» Exercise instructions
All of the data, word for word and free of pictures, is the expected result.

*** Opening Data extract ***

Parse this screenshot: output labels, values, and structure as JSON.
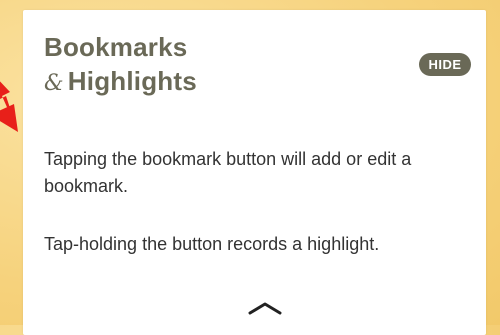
{
  "panel": {
    "title_line1": "Bookmarks",
    "title_amp": "&",
    "title_line2": "Highlights",
    "hide_label": "HIDE",
    "paragraph1": "Tapping the bookmark button will add or edit a bookmark.",
    "paragraph2": "Tap-holding the button records a highlight."
  },
  "icons": {
    "pointer": "red-arrow-icon",
    "collapse": "chevron-up-icon"
  },
  "colors": {
    "background": "#f8d98b",
    "panel": "#ffffff",
    "title": "#6a6957",
    "hide_button_bg": "#6a6957",
    "arrow": "#e8201a",
    "body_text": "#333333"
  }
}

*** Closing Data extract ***

» Written solution
Parse this screenshot: output labels, values, and structure as JSON.
{
  "panel": {
    "title_line1": "Bookmarks",
    "title_amp": "&",
    "title_line2": "Highlights",
    "hide_label": "HIDE",
    "paragraph1": "Tapping the bookmark button will add or edit a bookmark.",
    "paragraph2": "Tap-holding the button records a highlight."
  },
  "icons": {
    "pointer": "red-arrow-icon",
    "collapse": "chevron-up-icon"
  },
  "colors": {
    "background": "#f8d98b",
    "panel": "#ffffff",
    "title": "#6a6957",
    "hide_button_bg": "#6a6957",
    "arrow": "#e8201a",
    "body_text": "#333333"
  }
}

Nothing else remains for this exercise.